Items from an interface collection
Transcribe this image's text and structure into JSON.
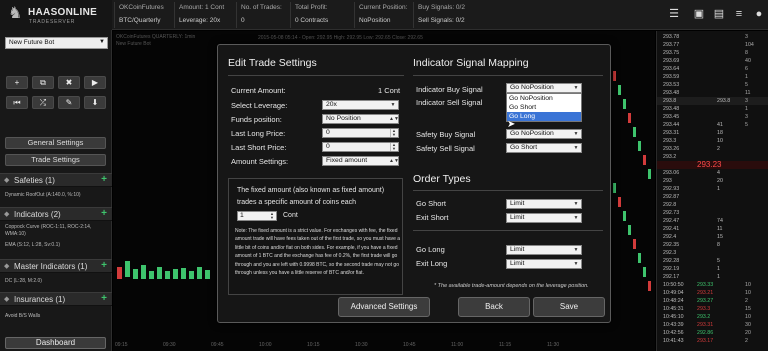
{
  "brand": {
    "name": "HAASONLINE",
    "sub": "TRADESERVER"
  },
  "topbar": {
    "stats": [
      {
        "key": "OKCoinFutures",
        "value": "BTC/Quarterly"
      },
      {
        "key": "Amount: 1 Cont",
        "value": "Leverage: 20x"
      },
      {
        "key": "No. of Trades:",
        "value": "0"
      },
      {
        "key": "Total Profit:",
        "value": "0 Contracts"
      },
      {
        "key": "Current Position:",
        "value": "NoPosition"
      },
      {
        "key": "Buy Signals: 0/2",
        "value": "Sell Signals: 0/2"
      }
    ],
    "icons": [
      "menu-icon",
      "wallet-icon",
      "cash-icon",
      "list-icon",
      "user-icon"
    ]
  },
  "sidebar": {
    "bot_select": "New Future Bot",
    "tools": [
      "+",
      "⧉",
      "🗑",
      "▶",
      "⏮",
      "⤮",
      "⌁",
      "⬇"
    ],
    "general_settings": "General Settings",
    "trade_settings": "Trade Settings",
    "sections": {
      "safeties": "Safeties (1)",
      "indicators": "Indicators (2)",
      "master": "Master Indicators (1)",
      "insurances": "Insurances (1)"
    },
    "safety_items": [
      "Dynamic RoofOut (A:140.0, %:10)"
    ],
    "indicator_items": [
      "Coppock Curve (ROC-1:11, ROC-2:14, WMA:10)",
      "EMA (S:12, L:28, Sv:0.1)"
    ],
    "master_items": [
      "DC (L:28, M:2.0)"
    ],
    "insurance_items": [
      "Avoid B/S Walls"
    ],
    "dashboard": "Dashboard"
  },
  "chart": {
    "title_line1": "OKCoinFutures QUARTERLY: 1min",
    "title_line2": "New Future Bot",
    "ohlc": "2015-05-08 05:14 - Open: 292.95 High: 292.95 Low: 292.65 Close: 292.65",
    "times": [
      "09:15",
      "09:30",
      "09:45",
      "10:00",
      "10:15",
      "10:30",
      "10:45",
      "11:00",
      "11:15",
      "11:30"
    ]
  },
  "ladder": {
    "rows": [
      {
        "price": "293.78",
        "col2": "",
        "col3": "3"
      },
      {
        "price": "293.77",
        "col2": "",
        "col3": "104"
      },
      {
        "price": "293.75",
        "col2": "",
        "col3": "8"
      },
      {
        "price": "293.69",
        "col2": "",
        "col3": "40"
      },
      {
        "price": "293.64",
        "col2": "",
        "col3": "6"
      },
      {
        "price": "293.59",
        "col2": "",
        "col3": "1"
      },
      {
        "price": "293.53",
        "col2": "",
        "col3": "5"
      },
      {
        "price": "293.48",
        "col2": "",
        "col3": "11"
      },
      {
        "price": "293.8",
        "col2": "293.8",
        "col3": "3"
      },
      {
        "price": "293.48",
        "col2": "",
        "col3": "1"
      },
      {
        "price": "293.45",
        "col2": "",
        "col3": "3"
      },
      {
        "price": "293.44",
        "col2": "41",
        "col3": "5"
      },
      {
        "price": "293.31",
        "col2": "18",
        "col3": ""
      },
      {
        "price": "293.3",
        "col2": "10",
        "col3": ""
      },
      {
        "price": "293.26",
        "col2": "2",
        "col3": ""
      },
      {
        "price": "293.2",
        "col2": "",
        "col3": ""
      },
      {
        "price": "",
        "col2": "293.23",
        "col3": ""
      },
      {
        "price": "293.06",
        "col2": "4",
        "col3": ""
      },
      {
        "price": "293",
        "col2": "20",
        "col3": ""
      },
      {
        "price": "292.93",
        "col2": "1",
        "col3": ""
      },
      {
        "price": "292.87",
        "col2": "",
        "col3": ""
      },
      {
        "price": "292.8",
        "col2": "",
        "col3": ""
      },
      {
        "price": "292.73",
        "col2": "",
        "col3": ""
      },
      {
        "price": "292.47",
        "col2": "74",
        "col3": ""
      },
      {
        "price": "292.41",
        "col2": "11",
        "col3": ""
      },
      {
        "price": "292.4",
        "col2": "15",
        "col3": ""
      },
      {
        "price": "292.35",
        "col2": "8",
        "col3": ""
      },
      {
        "price": "292.3",
        "col2": "",
        "col3": ""
      },
      {
        "price": "292.28",
        "col2": "5",
        "col3": ""
      },
      {
        "price": "292.19",
        "col2": "1",
        "col3": ""
      },
      {
        "price": "292.17",
        "col2": "1",
        "col3": ""
      },
      {
        "price": "10:50:50",
        "col2": "293.33",
        "col3": "10"
      },
      {
        "price": "10:49:04",
        "col2": "293.21",
        "col3": "10"
      },
      {
        "price": "10:48:24",
        "col2": "293.27",
        "col3": "2"
      },
      {
        "price": "10:45:31",
        "col2": "293.3",
        "col3": "15"
      },
      {
        "price": "10:45:10",
        "col2": "293.2",
        "col3": "10"
      },
      {
        "price": "10:43:39",
        "col2": "293.31",
        "col3": "30"
      },
      {
        "price": "10:42:56",
        "col2": "292.86",
        "col3": "20"
      },
      {
        "price": "10:41:43",
        "col2": "293.17",
        "col3": "2"
      }
    ]
  },
  "modal": {
    "left_title": "Edit Trade Settings",
    "right_title": "Indicator Signal Mapping",
    "order_title": "Order Types",
    "current_amount_label": "Current Amount:",
    "current_amount_value": "1 Cont",
    "leverage_label": "Select Leverage:",
    "leverage_value": "20x",
    "funds_label": "Funds position:",
    "funds_value": "No Position",
    "last_long_label": "Last Long Price:",
    "last_long_value": "0",
    "last_short_label": "Last Short Price:",
    "last_short_value": "0",
    "amount_settings_label": "Amount Settings:",
    "amount_settings_value": "Fixed amount",
    "fixed_info": "The fixed amount (also known as fixed amount) trades a specific amount of coins each",
    "fixed_value": "1",
    "fixed_unit": "Cont",
    "note": "Note: The fixed amount is a strict value. For exchanges with fee, the fixed amount trade will have fees taken out of the first trade, so you must have a little bit of coins and/or fiat on both sides. For example, if you have a fixed amount of 1 BTC and the exchange has fee of 0.2%, the first trade will go through and you are left with 0.9998 BTC, so the second trade may not go through unless you have a little reserve of BTC and/or fiat.",
    "ind_buy_label": "Indicator Buy Signal",
    "ind_buy_value": "Go NoPosition",
    "ind_sell_label": "Indicator Sell Signal",
    "dropdown_options": [
      "Go NoPosition",
      "Go Short",
      "Go Long"
    ],
    "dropdown_selected_index": 2,
    "safety_buy_label": "Safety Buy Signal",
    "safety_buy_value": "Go NoPosition",
    "safety_sell_label": "Safety Sell Signal",
    "safety_sell_value": "Go Short",
    "go_short_label": "Go Short",
    "go_short_value": "Limit",
    "exit_short_label": "Exit Short",
    "exit_short_value": "Limit",
    "go_long_label": "Go Long",
    "go_long_value": "Limit",
    "exit_long_label": "Exit Long",
    "exit_long_value": "Limit",
    "footnote": "* The available trade-amount depends on the leverage position.",
    "advanced_btn": "Advanced Settings",
    "back_btn": "Back",
    "save_btn": "Save"
  },
  "colors": {
    "green": "#3ec46d",
    "red": "#d23b3b",
    "highlight": "#3a74d6"
  }
}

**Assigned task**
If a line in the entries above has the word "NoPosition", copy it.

**Output for this exercise**
        "value": "NoPosition"
    "ind_buy_value": "Go NoPosition",
      "Go NoPosition",
    "safety_buy_value": "Go NoPosition",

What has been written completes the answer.